#### WORK ITEM
Your task is to find every line in the records that holds the string "March" and copy it.

(Data about app and page elements)
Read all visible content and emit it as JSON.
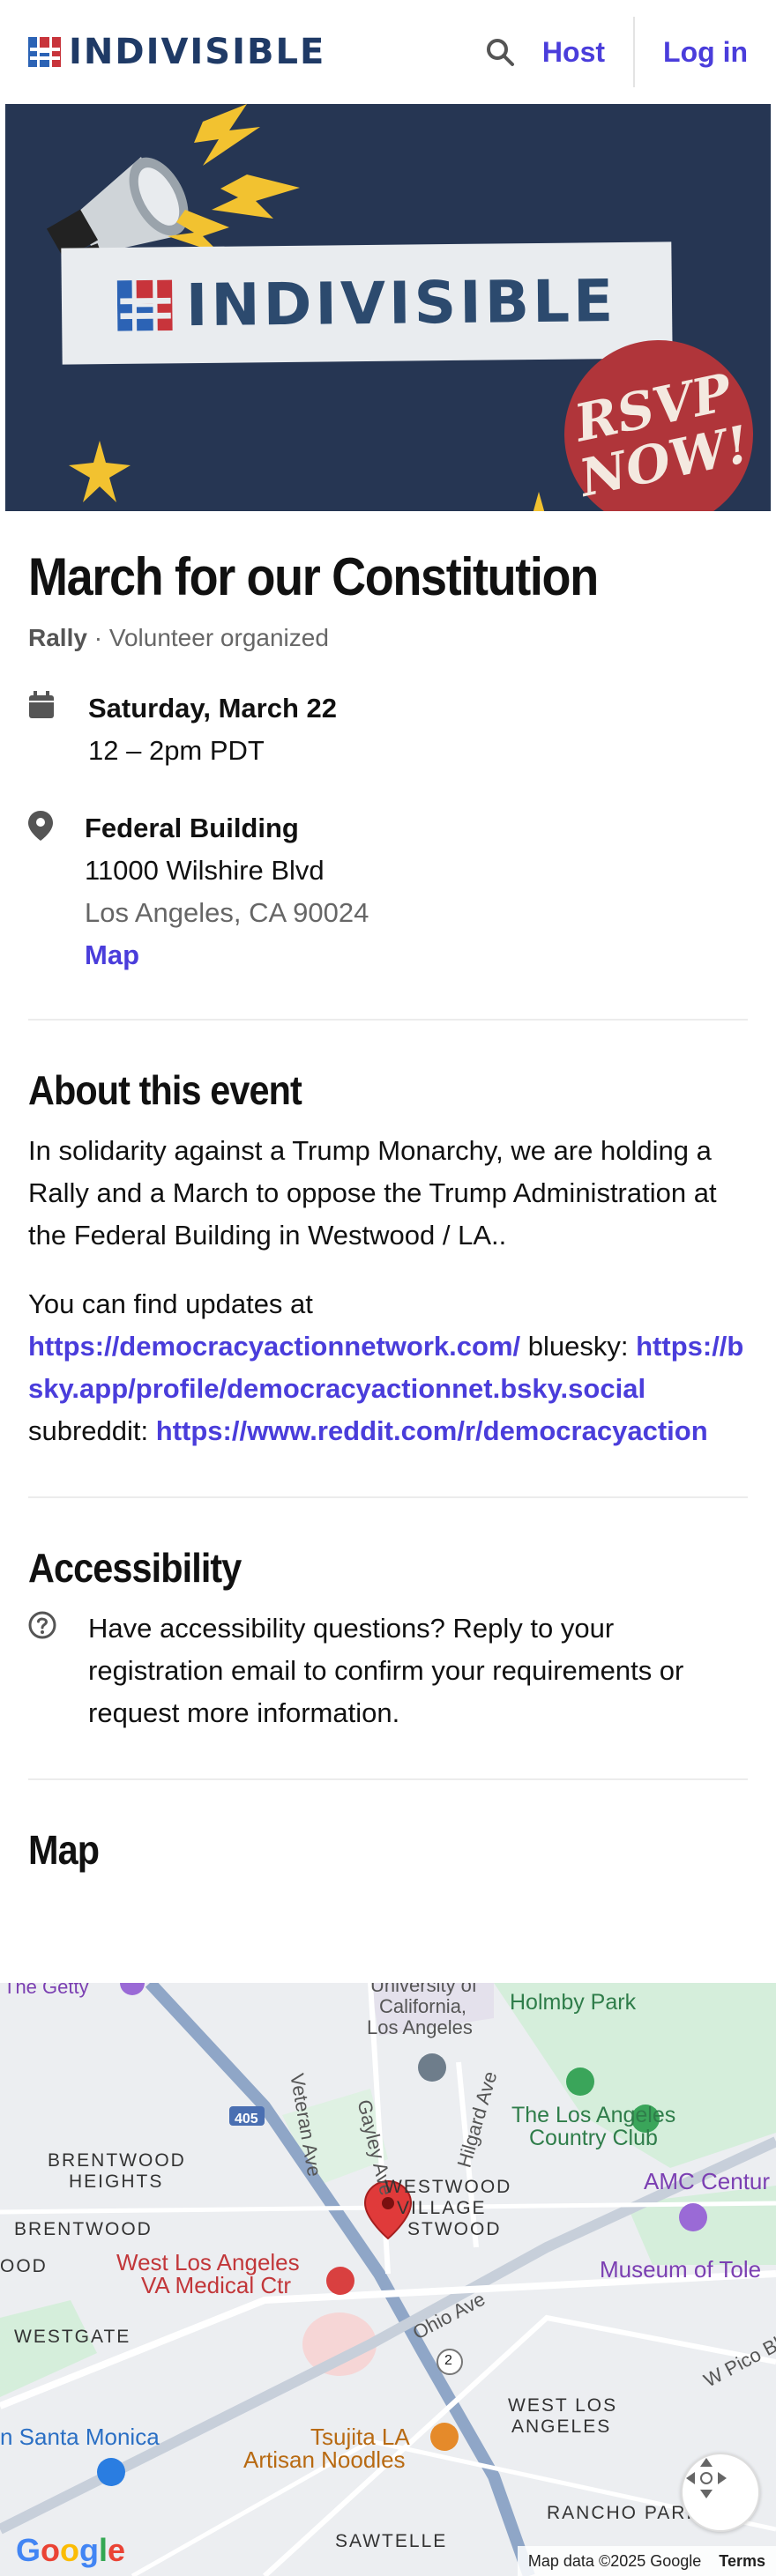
{
  "header": {
    "logo_text": "INDIVISIBLE",
    "search_icon": "search-icon",
    "host_label": "Host",
    "login_label": "Log in"
  },
  "hero": {
    "banner_text": "INDIVISIBLE",
    "rsvp_line1": "RSVP",
    "rsvp_line2": "NOW!"
  },
  "event": {
    "title": "March for our Constitution",
    "type": "Rally",
    "organizer": "Volunteer organized",
    "date": "Saturday, March 22",
    "time": "12 – 2pm PDT",
    "venue": "Federal Building",
    "street": "11000 Wilshire Blvd",
    "city": "Los Angeles, CA 90024",
    "map_link": "Map"
  },
  "about": {
    "heading": "About this event",
    "para1": "In solidarity against a Trump Monarchy, we are holding a Rally and a March to oppose the Trump Administration at the Federal Building in Westwood / LA..",
    "para2_prefix": "You can find updates at",
    "link1": "https://democracyactionnetwork.com/",
    "label_bluesky": "bluesky:",
    "link2": "https://bsky.app/profile/democracyactionnet.bsky.social",
    "label_subreddit": "subreddit:",
    "link3": "https://www.reddit.com/r/democracyaction"
  },
  "accessibility": {
    "heading": "Accessibility",
    "text": "Have accessibility questions? Reply to your registration email to confirm your requirements or request more information."
  },
  "map": {
    "heading": "Map",
    "labels": {
      "getty": "The Getty",
      "ucla1": "University of",
      "ucla2": "California,",
      "ucla3": "Los Angeles",
      "holmby": "Holmby Park",
      "brentwood_heights1": "BRENTWOOD",
      "brentwood_heights2": "HEIGHTS",
      "brentwood": "BRENTWOOD",
      "veteran": "Veteran Ave",
      "gayley": "Gayley Ave",
      "hilgard": "Hilgard Ave",
      "country_club1": "The Los Angeles",
      "country_club2": "Country Club",
      "amc": "AMC Centur",
      "westwood1": "WESTWOOD",
      "westwood2": "VILLAGE",
      "westwood3": "STWOOD",
      "ood": "OOD",
      "va1": "West Los Angeles",
      "va2": "VA Medical Ctr",
      "museum": "Museum of Tole",
      "ohio": "Ohio Ave",
      "westgate": "WESTGATE",
      "wpico": "W Pico Bl",
      "west_la1": "WEST LOS",
      "west_la2": "ANGELES",
      "santa_monica": "n Santa Monica",
      "tsujita1": "Tsujita LA",
      "tsujita2": "Artisan Noodles",
      "rancho": "RANCHO PARK",
      "sawtelle": "SAWTELLE",
      "route405": "405",
      "route2": "2"
    },
    "google": "Google",
    "map_data": "Map data ©2025 Google",
    "terms": "Terms"
  },
  "colors": {
    "accent": "#4a3ddb",
    "navy": "#263653",
    "brand": "#1f3a66",
    "rsvp_red": "#b0353a"
  }
}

#### RESPONSE
    "title": "March for our Constitution",
    "date": "Saturday, March 22",
    "para1": "In solidarity against a Trump Monarchy, we are holding a Rally and a March to oppose the Trump Administration at the Federal Building in Westwood / LA..",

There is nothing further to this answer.